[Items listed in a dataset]
════════

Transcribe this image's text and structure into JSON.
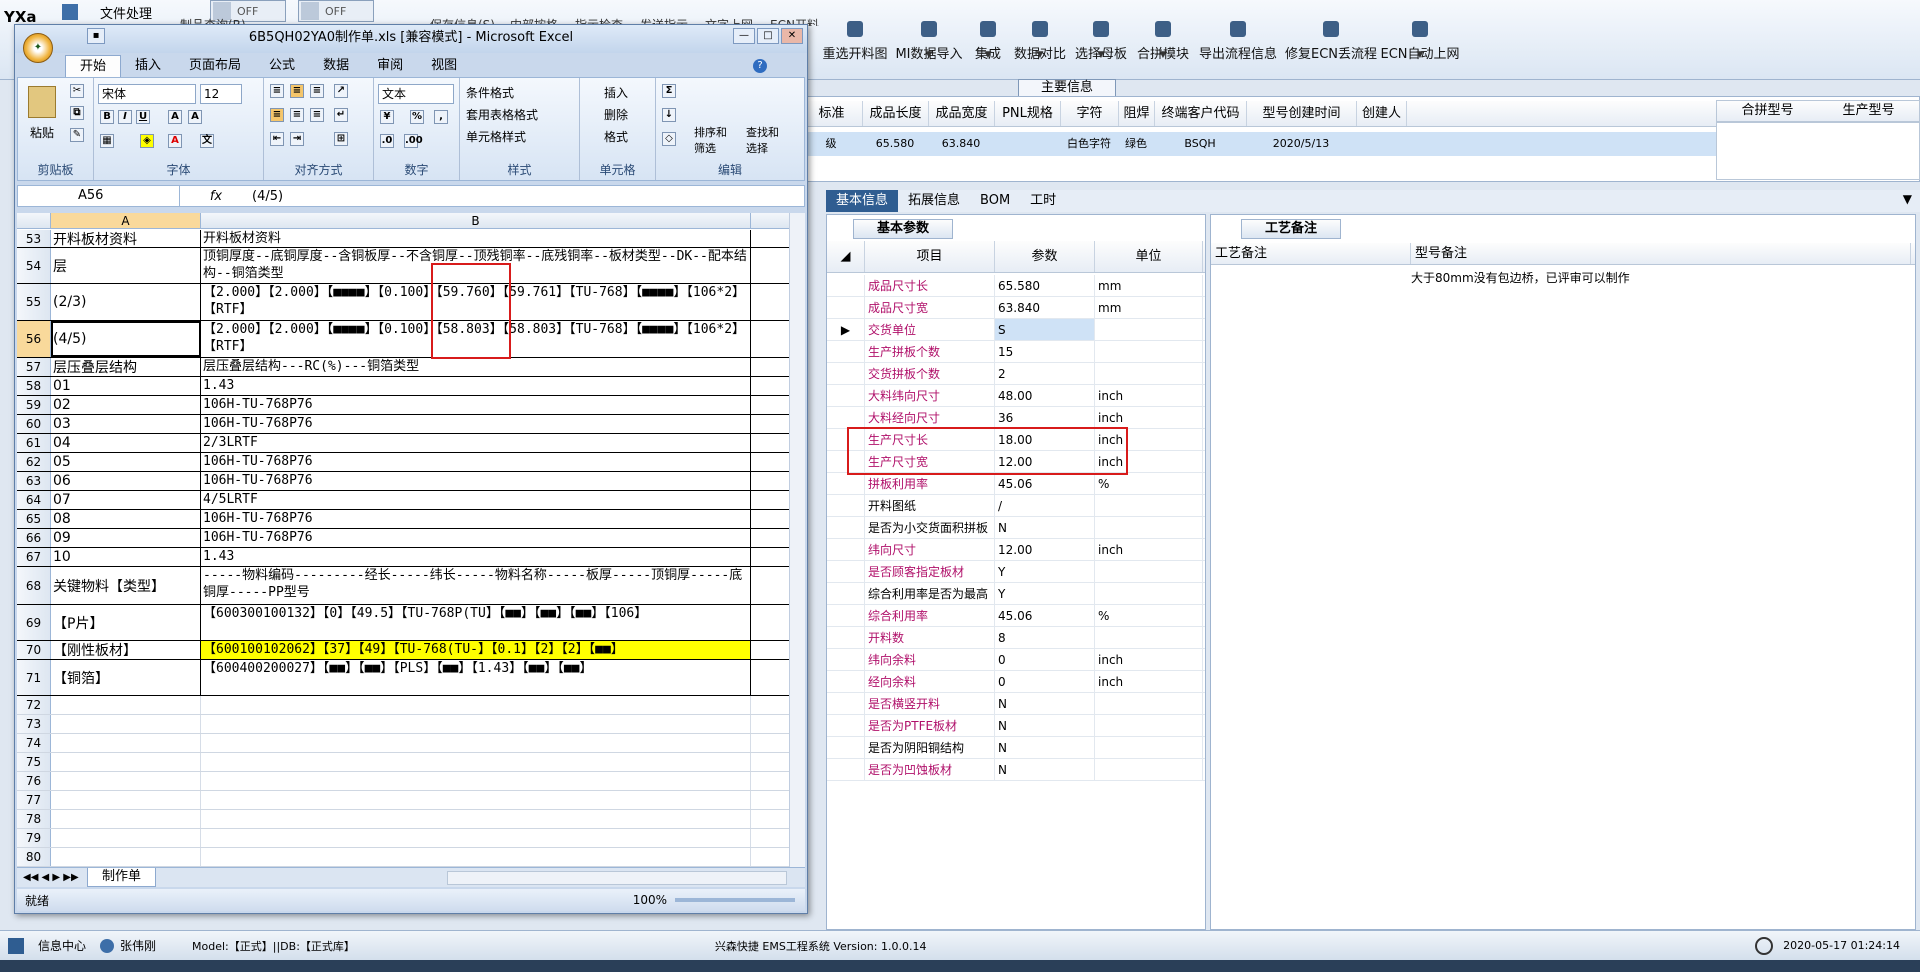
{
  "app": {
    "toolbar": [
      "重选开料图",
      "MI数据导入",
      "集成",
      "数据对比",
      "选择母板",
      "合拼模块",
      "导出流程信息",
      "修复ECN丢流程",
      "ECN自动上网"
    ],
    "partial_left": [
      "制品查询(R)",
      "保存信息(S)",
      "内部按格",
      "指示检查",
      "发送指示",
      "文字上网",
      "ECN开料"
    ],
    "file_menu": "文件处理",
    "yx": "YXa",
    "toggles": [
      "OFF",
      "OFF"
    ],
    "main_info_title": "主要信息",
    "info_headers": [
      "标准",
      "成品长度",
      "成品宽度",
      "PNL规格",
      "字符",
      "阻焊",
      "终端客户代码",
      "型号创建时间",
      "创建人"
    ],
    "info_row": [
      "级",
      "65.580",
      "63.840",
      "",
      "白色字符",
      "绿色",
      "BSQH",
      "2020/5/13",
      ""
    ],
    "merge_headers": [
      "合拼型号",
      "生产型号"
    ],
    "tabs": [
      "基本信息",
      "拓展信息",
      "BOM",
      "工时"
    ],
    "param_title": "基本参数",
    "param_headers": [
      "项目",
      "参数",
      "单位"
    ],
    "params": [
      {
        "item": "成品尺寸长",
        "val": "65.580",
        "unit": "mm",
        "red": true,
        "mark": ""
      },
      {
        "item": "成品尺寸宽",
        "val": "63.840",
        "unit": "mm",
        "red": true,
        "mark": ""
      },
      {
        "item": "交货单位",
        "val": "S",
        "unit": "",
        "red": true,
        "mark": "▶"
      },
      {
        "item": "生产拼板个数",
        "val": "15",
        "unit": "",
        "red": true,
        "mark": ""
      },
      {
        "item": "交货拼板个数",
        "val": "2",
        "unit": "",
        "red": true,
        "mark": ""
      },
      {
        "item": "大料纬向尺寸",
        "val": "48.00",
        "unit": "inch",
        "red": true,
        "mark": ""
      },
      {
        "item": "大料经向尺寸",
        "val": "36",
        "unit": "inch",
        "red": true,
        "mark": ""
      },
      {
        "item": "生产尺寸长",
        "val": "18.00",
        "unit": "inch",
        "red": true,
        "mark": ""
      },
      {
        "item": "生产尺寸宽",
        "val": "12.00",
        "unit": "inch",
        "red": true,
        "mark": ""
      },
      {
        "item": "拼板利用率",
        "val": "45.06",
        "unit": "%",
        "red": true,
        "mark": ""
      },
      {
        "item": "开料图纸",
        "val": "/",
        "unit": "",
        "red": false,
        "mark": ""
      },
      {
        "item": "是否为小交货面积拼板",
        "val": "N",
        "unit": "",
        "red": false,
        "mark": ""
      },
      {
        "item": "纬向尺寸",
        "val": "12.00",
        "unit": "inch",
        "red": true,
        "mark": ""
      },
      {
        "item": "是否顾客指定板材",
        "val": "Y",
        "unit": "",
        "red": true,
        "mark": ""
      },
      {
        "item": "综合利用率是否为最高",
        "val": "Y",
        "unit": "",
        "red": false,
        "mark": ""
      },
      {
        "item": "综合利用率",
        "val": "45.06",
        "unit": "%",
        "red": true,
        "mark": ""
      },
      {
        "item": "开料数",
        "val": "8",
        "unit": "",
        "red": true,
        "mark": ""
      },
      {
        "item": "纬向余料",
        "val": "0",
        "unit": "inch",
        "red": true,
        "mark": ""
      },
      {
        "item": "经向余料",
        "val": "0",
        "unit": "inch",
        "red": true,
        "mark": ""
      },
      {
        "item": "是否横竖开料",
        "val": "N",
        "unit": "",
        "red": true,
        "mark": ""
      },
      {
        "item": "是否为PTFE板材",
        "val": "N",
        "unit": "",
        "red": true,
        "mark": ""
      },
      {
        "item": "是否为阴阳铜结构",
        "val": "N",
        "unit": "",
        "red": false,
        "mark": ""
      },
      {
        "item": "是否为凹蚀板材",
        "val": "N",
        "unit": "",
        "red": true,
        "mark": ""
      }
    ],
    "craft_title": "工艺备注",
    "craft_headers": [
      "工艺备注",
      "型号备注"
    ],
    "craft_note": "大于80mm没有包边桥，已评审可以制作",
    "status": {
      "info_center": "信息中心",
      "user": "张伟刚",
      "model": "Model:【正式】||DB:【正式库】",
      "system": "兴森快捷 EMS工程系统 Version: 1.0.0.14",
      "datetime": "2020-05-17 01:24:14"
    }
  },
  "excel": {
    "title": "6B5QH02YA0制作单.xls [兼容模式] - Microsoft Excel",
    "ribbon_tabs": [
      "开始",
      "插入",
      "页面布局",
      "公式",
      "数据",
      "审阅",
      "视图"
    ],
    "font_name": "宋体",
    "font_size": "12",
    "number_format": "文本",
    "groups": [
      "剪贴板",
      "字体",
      "对齐方式",
      "数字",
      "样式",
      "单元格",
      "编辑"
    ],
    "styles": [
      "条件格式",
      "套用表格格式",
      "单元格样式"
    ],
    "cells": [
      "插入",
      "删除",
      "格式"
    ],
    "edit": [
      "排序和筛选",
      "查找和选择"
    ],
    "paste": "粘贴",
    "name_box": "A56",
    "formula": "(4/5)",
    "col_a": "A",
    "col_b": "B",
    "rows": [
      {
        "n": "53",
        "a": "开料板材资料",
        "b": "开料板材资料",
        "h": 18,
        "y": false
      },
      {
        "n": "54",
        "a": "层",
        "b": "顶铜厚度--底铜厚度--含铜板厚--不含铜厚--顶残铜率--底残铜率--板材类型--DK--配本结构--铜箔类型",
        "h": 36,
        "y": false
      },
      {
        "n": "55",
        "a": "(2/3)",
        "b": "【2.000】【2.000】【■■■■】【0.100】【59.760】【59.761】【TU-768】【■■■■】【106*2】【RTF】",
        "h": 37,
        "y": false
      },
      {
        "n": "56",
        "a": "(4/5)",
        "b": "【2.000】【2.000】【■■■■】【0.100】【58.803】【58.803】【TU-768】【■■■■】【106*2】【RTF】",
        "h": 37,
        "y": false
      },
      {
        "n": "57",
        "a": "层压叠层结构",
        "b": "层压叠层结构---RC(%)---铜箔类型",
        "h": 19,
        "y": false
      },
      {
        "n": "58",
        "a": "01",
        "b": "1.43",
        "h": 19,
        "y": false
      },
      {
        "n": "59",
        "a": "02",
        "b": "106H-TU-768P76",
        "h": 19,
        "y": false
      },
      {
        "n": "60",
        "a": "03",
        "b": "106H-TU-768P76",
        "h": 19,
        "y": false
      },
      {
        "n": "61",
        "a": "04",
        "b": "2/3LRTF",
        "h": 19,
        "y": false
      },
      {
        "n": "62",
        "a": "05",
        "b": "106H-TU-768P76",
        "h": 19,
        "y": false
      },
      {
        "n": "63",
        "a": "06",
        "b": "106H-TU-768P76",
        "h": 19,
        "y": false
      },
      {
        "n": "64",
        "a": "07",
        "b": "4/5LRTF",
        "h": 19,
        "y": false
      },
      {
        "n": "65",
        "a": "08",
        "b": "106H-TU-768P76",
        "h": 19,
        "y": false
      },
      {
        "n": "66",
        "a": "09",
        "b": "106H-TU-768P76",
        "h": 19,
        "y": false
      },
      {
        "n": "67",
        "a": "10",
        "b": "1.43",
        "h": 19,
        "y": false
      },
      {
        "n": "68",
        "a": "关键物料【类型】",
        "b": "-----物料编码---------经长-----纬长-----物料名称-----板厚-----顶铜厚-----底铜厚-----PP型号",
        "h": 38,
        "y": false
      },
      {
        "n": "69",
        "a": "【P片】",
        "b": "【600300100132】【0】【49.5】【TU-768P(TU】【■■】【■■】【■■】【106】",
        "h": 36,
        "y": false
      },
      {
        "n": "70",
        "a": "【刚性板材】",
        "b": "【600100102062】【37】【49】【TU-768(TU-】【0.1】【2】【2】【■■】",
        "h": 19,
        "y": true
      },
      {
        "n": "71",
        "a": "【铜箔】",
        "b": "【600400200027】【■■】【■■】【PLS】【■■】【1.43】【■■】【■■】",
        "h": 36,
        "y": false
      },
      {
        "n": "72",
        "a": "",
        "b": "",
        "h": 19,
        "y": false
      },
      {
        "n": "73",
        "a": "",
        "b": "",
        "h": 19,
        "y": false
      },
      {
        "n": "74",
        "a": "",
        "b": "",
        "h": 19,
        "y": false
      },
      {
        "n": "75",
        "a": "",
        "b": "",
        "h": 19,
        "y": false
      },
      {
        "n": "76",
        "a": "",
        "b": "",
        "h": 19,
        "y": false
      },
      {
        "n": "77",
        "a": "",
        "b": "",
        "h": 19,
        "y": false
      },
      {
        "n": "78",
        "a": "",
        "b": "",
        "h": 19,
        "y": false
      },
      {
        "n": "79",
        "a": "",
        "b": "",
        "h": 19,
        "y": false
      },
      {
        "n": "80",
        "a": "",
        "b": "",
        "h": 19,
        "y": false
      }
    ],
    "sheet_tab": "制作单",
    "status": "就绪",
    "zoom": "100%"
  }
}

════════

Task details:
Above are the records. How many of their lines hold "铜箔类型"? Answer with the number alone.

Output for this exercise:
2